▶ _Work to be completed_
From the data that follows, copy every line holding the string "Your".
== Information given
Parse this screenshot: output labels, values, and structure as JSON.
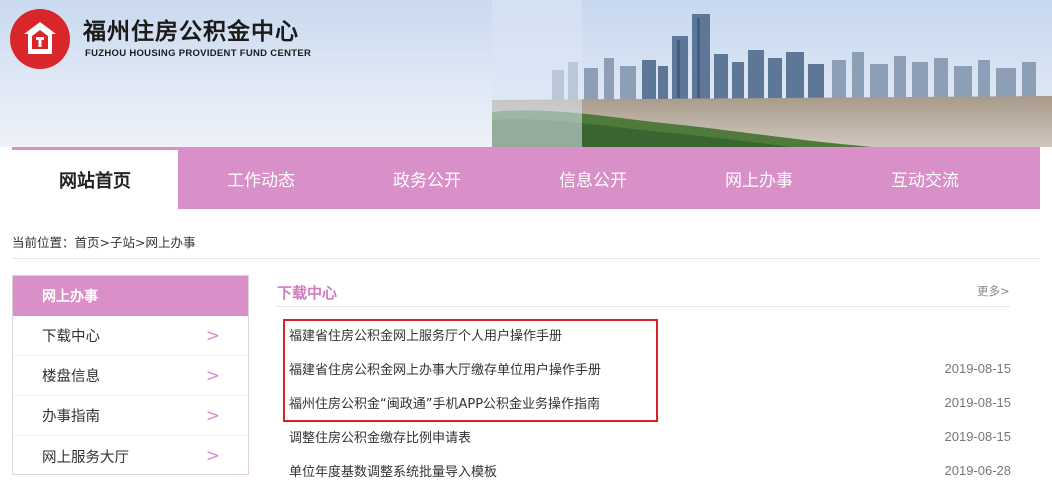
{
  "header": {
    "title": "福州住房公积金中心",
    "subtitle": "FUZHOU HOUSING PROVIDENT FUND CENTER",
    "brand_color": "#d8262b",
    "logo_icon": "house-shield-icon"
  },
  "nav": {
    "items": [
      {
        "label": "网站首页"
      },
      {
        "label": "工作动态"
      },
      {
        "label": "政务公开"
      },
      {
        "label": "信息公开"
      },
      {
        "label": "网上办事"
      },
      {
        "label": "互动交流"
      }
    ],
    "active_index": 0,
    "color": "#d98fc7"
  },
  "breadcrumb": {
    "prefix": "当前位置：",
    "home": "首页",
    "sep1": ">",
    "sub": "子站",
    "sep2": ">",
    "current": "网上办事"
  },
  "sidebar": {
    "header": "网上办事",
    "items": [
      {
        "label": "下载中心",
        "arrow": ">"
      },
      {
        "label": "楼盘信息",
        "arrow": ">"
      },
      {
        "label": "办事指南",
        "arrow": ">"
      },
      {
        "label": "网上服务大厅",
        "arrow": ">"
      }
    ]
  },
  "main": {
    "section_title": "下载中心",
    "more_label": "更多>",
    "documents": [
      {
        "title": "福建省住房公积金网上服务厅个人用户操作手册",
        "date": ""
      },
      {
        "title": "福建省住房公积金网上办事大厅缴存单位用户操作手册",
        "date": "2019-08-15"
      },
      {
        "title": "福州住房公积金“闽政通”手机APP公积金业务操作指南",
        "date": "2019-08-15"
      },
      {
        "title": "调整住房公积金缴存比例申请表",
        "date": "2019-08-15"
      },
      {
        "title": "单位年度基数调整系统批量导入模板",
        "date": "2019-06-28"
      }
    ],
    "highlight_color": "#d3222a"
  }
}
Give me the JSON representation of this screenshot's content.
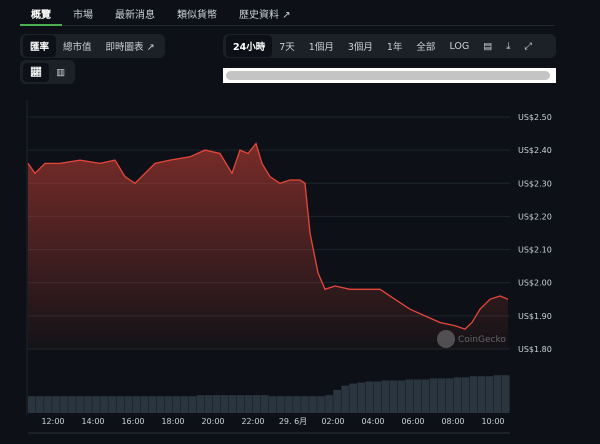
{
  "tabs": [
    {
      "label": "概覽"
    },
    {
      "label": "市場"
    },
    {
      "label": "最新消息"
    },
    {
      "label": "類似貨幣"
    },
    {
      "label": "歷史資料"
    }
  ],
  "chart_type_tabs": [
    {
      "label": "匯率"
    },
    {
      "label": "總市值"
    },
    {
      "label": "即時圖表"
    }
  ],
  "range_buttons": [
    {
      "label": "24小時"
    },
    {
      "label": "7天"
    },
    {
      "label": "1個月"
    },
    {
      "label": "3個月"
    },
    {
      "label": "1年"
    },
    {
      "label": "全部"
    },
    {
      "label": "LOG"
    }
  ],
  "watermark": "CoinGecko",
  "colors": {
    "line": "#e5473a",
    "accent": "#4caf50",
    "volume": "#2a3540"
  },
  "chart_data": {
    "type": "line",
    "title": "",
    "xlabel": "",
    "ylabel": "",
    "ylim": [
      1.8,
      2.5
    ],
    "yticks": [
      {
        "v": 2.5,
        "label": "US$2.50"
      },
      {
        "v": 2.4,
        "label": "US$2.40"
      },
      {
        "v": 2.3,
        "label": "US$2.30"
      },
      {
        "v": 2.2,
        "label": "US$2.20"
      },
      {
        "v": 2.1,
        "label": "US$2.10"
      },
      {
        "v": 2.0,
        "label": "US$2.00"
      },
      {
        "v": 1.9,
        "label": "US$1.90"
      },
      {
        "v": 1.8,
        "label": "US$1.80"
      }
    ],
    "xticks": [
      {
        "v": 12,
        "label": "12:00"
      },
      {
        "v": 14,
        "label": "14:00"
      },
      {
        "v": 16,
        "label": "16:00"
      },
      {
        "v": 18,
        "label": "18:00"
      },
      {
        "v": 20,
        "label": "20:00"
      },
      {
        "v": 22,
        "label": "22:00"
      },
      {
        "v": 24,
        "label": "29. 6月"
      },
      {
        "v": 26,
        "label": "02:00"
      },
      {
        "v": 28,
        "label": "04:00"
      },
      {
        "v": 30,
        "label": "06:00"
      },
      {
        "v": 32,
        "label": "08:00"
      },
      {
        "v": 34,
        "label": "10:00"
      }
    ],
    "xlim": [
      10.75,
      34.85
    ],
    "x": [
      10.75,
      11.1,
      11.6,
      12.35,
      13.35,
      14.35,
      15.1,
      15.6,
      16.1,
      16.6,
      17.1,
      17.85,
      18.85,
      19.6,
      20.35,
      20.95,
      21.35,
      21.75,
      22.15,
      22.45,
      22.85,
      23.35,
      23.85,
      24.35,
      24.6,
      24.85,
      25.25,
      25.6,
      26.1,
      26.85,
      27.6,
      28.35,
      29.1,
      29.85,
      30.6,
      31.35,
      32.1,
      32.6,
      32.95,
      33.35,
      33.85,
      34.35,
      34.75
    ],
    "values": [
      2.36,
      2.33,
      2.36,
      2.36,
      2.37,
      2.36,
      2.37,
      2.32,
      2.3,
      2.33,
      2.36,
      2.37,
      2.38,
      2.4,
      2.39,
      2.33,
      2.4,
      2.39,
      2.42,
      2.36,
      2.32,
      2.3,
      2.31,
      2.31,
      2.3,
      2.15,
      2.03,
      1.98,
      1.99,
      1.98,
      1.98,
      1.98,
      1.95,
      1.92,
      1.9,
      1.88,
      1.87,
      1.86,
      1.88,
      1.92,
      1.95,
      1.96,
      1.95
    ],
    "volume": [
      16,
      16,
      16,
      16,
      16,
      16,
      16,
      16,
      16,
      16,
      16,
      16,
      16,
      16,
      16,
      16,
      16,
      16,
      16,
      16,
      16,
      17,
      17,
      17,
      17,
      17,
      17,
      17,
      17,
      17,
      16,
      16,
      16,
      16,
      16,
      16,
      16,
      17,
      22,
      26,
      28,
      29,
      30,
      30,
      31,
      31,
      31,
      32,
      32,
      32,
      33,
      33,
      33,
      34,
      34,
      35,
      35,
      35,
      36,
      36
    ]
  }
}
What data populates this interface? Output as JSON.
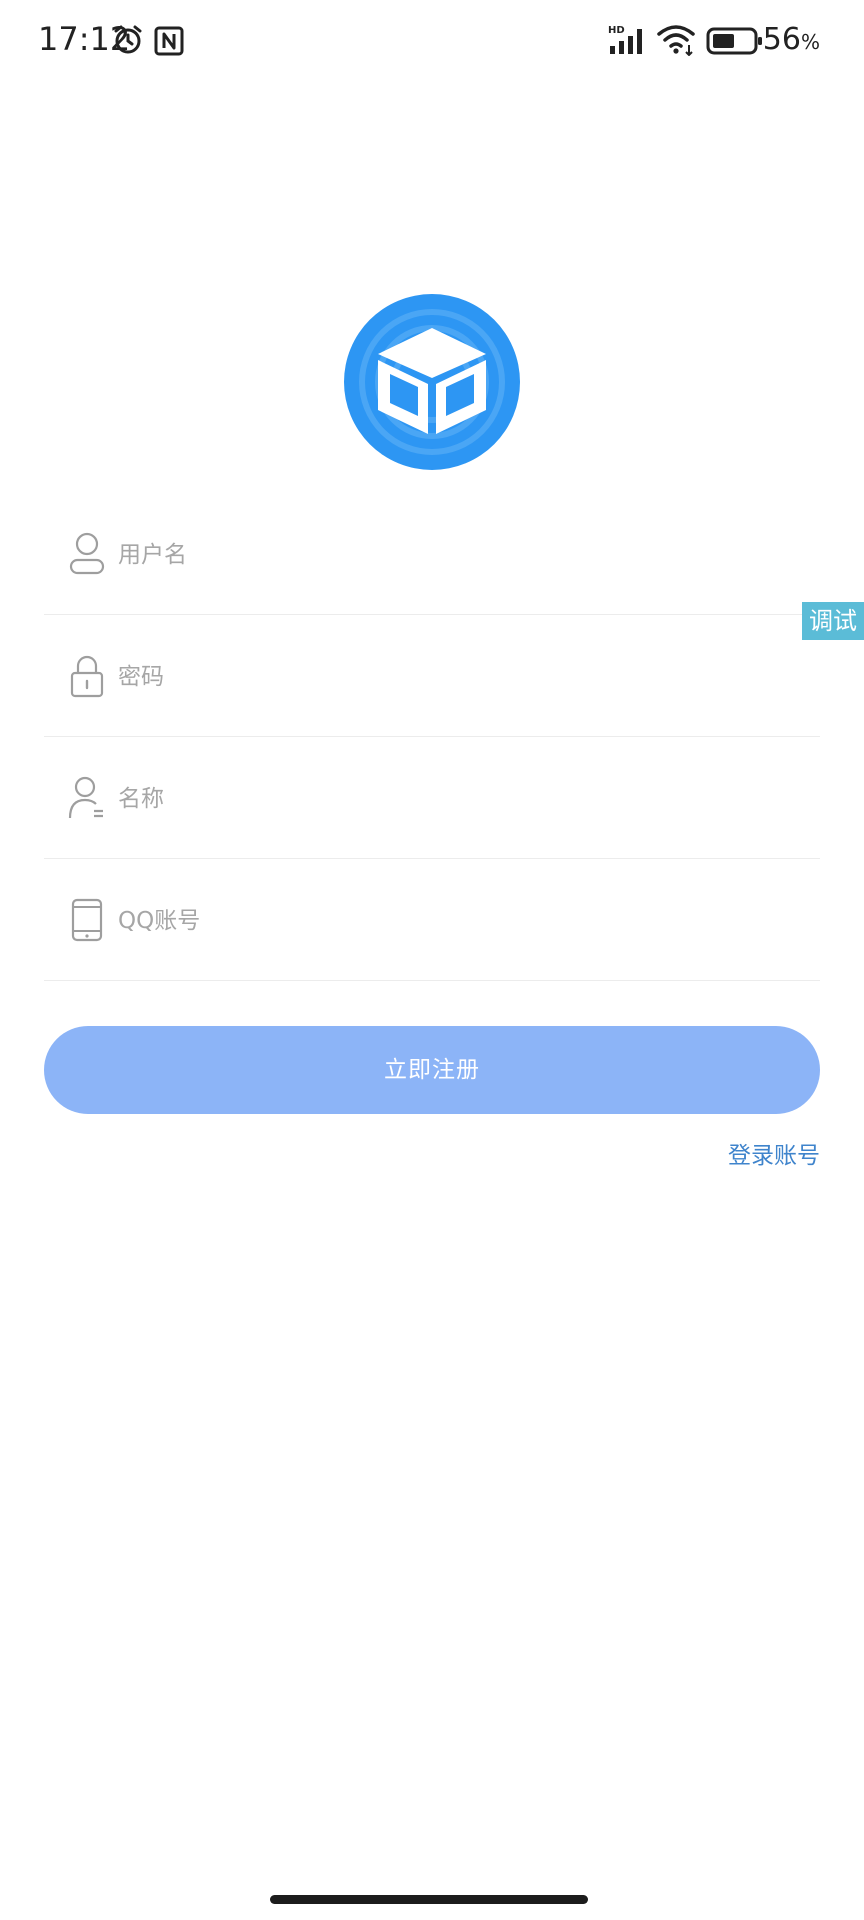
{
  "status_bar": {
    "time": "17:12",
    "battery_percent": "56",
    "battery_unit": "%",
    "battery_level": 0.56,
    "signal_label": "HD",
    "icons": [
      "alarm-icon",
      "nfc-icon",
      "signal-icon",
      "wifi-icon",
      "battery-icon"
    ]
  },
  "app": {
    "logo_icon": "cube-logo-icon",
    "accent_color": "#2d96f3"
  },
  "form": {
    "username_placeholder": "用户名",
    "password_placeholder": "密码",
    "nickname_placeholder": "名称",
    "qq_placeholder": "QQ账号"
  },
  "debug_tag": "调试",
  "register_button": "立即注册",
  "login_link": "登录账号",
  "colors": {
    "button": "#8cb4f7",
    "link": "#3f84cc",
    "debug": "#5bbcd7"
  }
}
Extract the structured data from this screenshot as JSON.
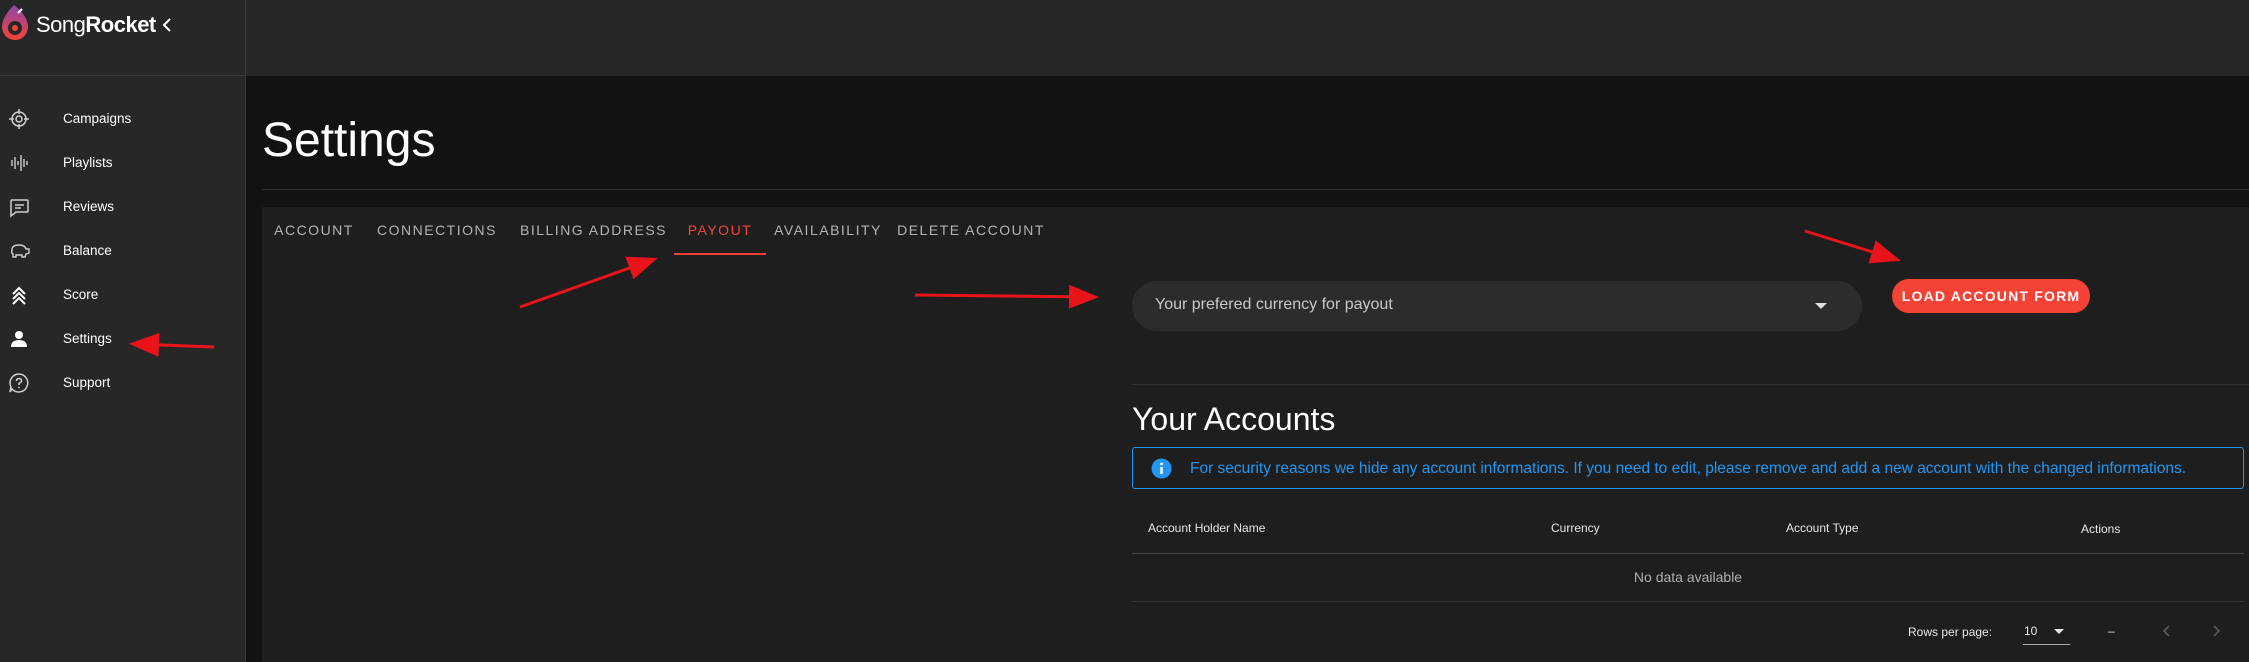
{
  "brand": {
    "name_light": "Song",
    "name_bold": "Rocket"
  },
  "nav": {
    "items": [
      {
        "label": "Campaigns",
        "icon": "target-icon"
      },
      {
        "label": "Playlists",
        "icon": "waveform-icon"
      },
      {
        "label": "Reviews",
        "icon": "chat-icon"
      },
      {
        "label": "Balance",
        "icon": "piggy-bank-icon"
      },
      {
        "label": "Score",
        "icon": "chevrons-up-icon"
      },
      {
        "label": "Settings",
        "icon": "person-icon"
      },
      {
        "label": "Support",
        "icon": "help-circle-icon"
      }
    ]
  },
  "page": {
    "title": "Settings"
  },
  "tabs": [
    {
      "label": "ACCOUNT"
    },
    {
      "label": "CONNECTIONS"
    },
    {
      "label": "BILLING ADDRESS"
    },
    {
      "label": "PAYOUT",
      "active": true
    },
    {
      "label": "AVAILABILITY"
    },
    {
      "label": "DELETE ACCOUNT"
    }
  ],
  "payout": {
    "currency_placeholder": "Your prefered currency for payout",
    "load_button": "LOAD ACCOUNT FORM"
  },
  "accounts": {
    "title": "Your Accounts",
    "alert": "For security reasons we hide any account informations. If you need to edit, please remove and add a new account with the changed informations.",
    "columns": [
      "Account Holder Name",
      "Currency",
      "Account Type",
      "Actions"
    ],
    "empty": "No data available",
    "footer": {
      "rows_per_page_label": "Rows per page:",
      "rows_per_page_value": "10",
      "range": "–"
    }
  },
  "colors": {
    "accent": "#f44336",
    "info": "#2196f3",
    "sidebar": "#272727",
    "background": "#121212"
  }
}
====
▶ _Answer for this exercise_
    "currency_placeholder": "Your prefered currency for payout",
    "title": "Your Accounts",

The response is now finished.